Due to the modern production, which includes the occasional use of electronic drum loops, and the absence of both Steve Walsh and Kerry Livgren, who used to be the band’s main songwriters back in the day, it’s hard to compare The Prelude Implicit to the classic Kansas stuff. You can definitely hear some of the band’s original spirit in the music, and the musicianship, performances, and production are all rock solid, but the most crucial aspect of all – the material – is rather sterile and lukewarm at times. A few more energetic and up-tempo tunes would give the album balance and shake off the feeling that the band is holding back and playing it safe. To be fair, the remaining founding members, Rich Williams (lead guitar) and Phil Ehart (drums) aren’t exactly spring chickens anymore, and very few artists – Rush being the only exception I can think of – release remarkable material over 40 years into their careers, but I’m sure that musicians of this caliber are capable of more adventurous and exciting music, especially when there are clear glimpses of it on this album. Who knows, maybe The Prelude Implicit works better for the longtime Kansas listeners who have been around to experience all the different phases of the band’s career, and perhaps they’ll see it as a great comeback and return to form?
Rating: 6/10, 3 stars
1. With this Heart
2. Visibility Zero
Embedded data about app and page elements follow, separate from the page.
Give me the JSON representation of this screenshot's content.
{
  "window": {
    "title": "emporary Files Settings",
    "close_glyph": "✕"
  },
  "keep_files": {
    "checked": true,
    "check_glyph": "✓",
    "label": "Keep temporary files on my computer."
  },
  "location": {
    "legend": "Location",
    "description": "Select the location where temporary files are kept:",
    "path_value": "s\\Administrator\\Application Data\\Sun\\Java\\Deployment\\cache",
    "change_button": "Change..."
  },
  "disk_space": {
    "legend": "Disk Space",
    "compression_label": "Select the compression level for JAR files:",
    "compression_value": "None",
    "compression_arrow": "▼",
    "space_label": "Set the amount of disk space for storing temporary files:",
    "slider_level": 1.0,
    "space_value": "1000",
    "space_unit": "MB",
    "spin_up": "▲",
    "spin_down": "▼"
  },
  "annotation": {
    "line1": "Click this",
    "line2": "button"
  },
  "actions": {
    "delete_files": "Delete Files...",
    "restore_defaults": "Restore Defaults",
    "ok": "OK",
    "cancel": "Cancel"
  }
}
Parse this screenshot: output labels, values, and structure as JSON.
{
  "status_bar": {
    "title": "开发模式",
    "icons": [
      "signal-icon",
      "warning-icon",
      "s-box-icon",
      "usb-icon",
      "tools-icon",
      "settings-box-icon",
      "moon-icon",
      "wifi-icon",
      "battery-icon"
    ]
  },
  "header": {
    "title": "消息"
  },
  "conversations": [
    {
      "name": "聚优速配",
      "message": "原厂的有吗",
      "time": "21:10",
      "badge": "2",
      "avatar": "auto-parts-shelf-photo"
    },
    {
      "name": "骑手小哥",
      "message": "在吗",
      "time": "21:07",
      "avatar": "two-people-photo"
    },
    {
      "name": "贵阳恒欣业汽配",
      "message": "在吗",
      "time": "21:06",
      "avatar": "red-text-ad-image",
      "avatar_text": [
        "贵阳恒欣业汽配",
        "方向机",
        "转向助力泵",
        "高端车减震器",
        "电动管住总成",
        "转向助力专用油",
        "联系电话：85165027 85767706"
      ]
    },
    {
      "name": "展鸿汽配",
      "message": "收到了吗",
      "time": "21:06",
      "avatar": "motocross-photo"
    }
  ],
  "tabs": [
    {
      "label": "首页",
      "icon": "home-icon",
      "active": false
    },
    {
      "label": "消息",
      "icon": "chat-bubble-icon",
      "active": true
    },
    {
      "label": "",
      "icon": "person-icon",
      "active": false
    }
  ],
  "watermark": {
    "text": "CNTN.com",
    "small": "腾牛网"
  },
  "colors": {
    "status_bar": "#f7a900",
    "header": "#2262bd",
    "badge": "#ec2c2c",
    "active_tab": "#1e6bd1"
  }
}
3. The Unsung Heroes
4. Rhythm in the Spirit
6. The Voyage of Eight Eighteen
9. Crowded Isolation
10. Section 60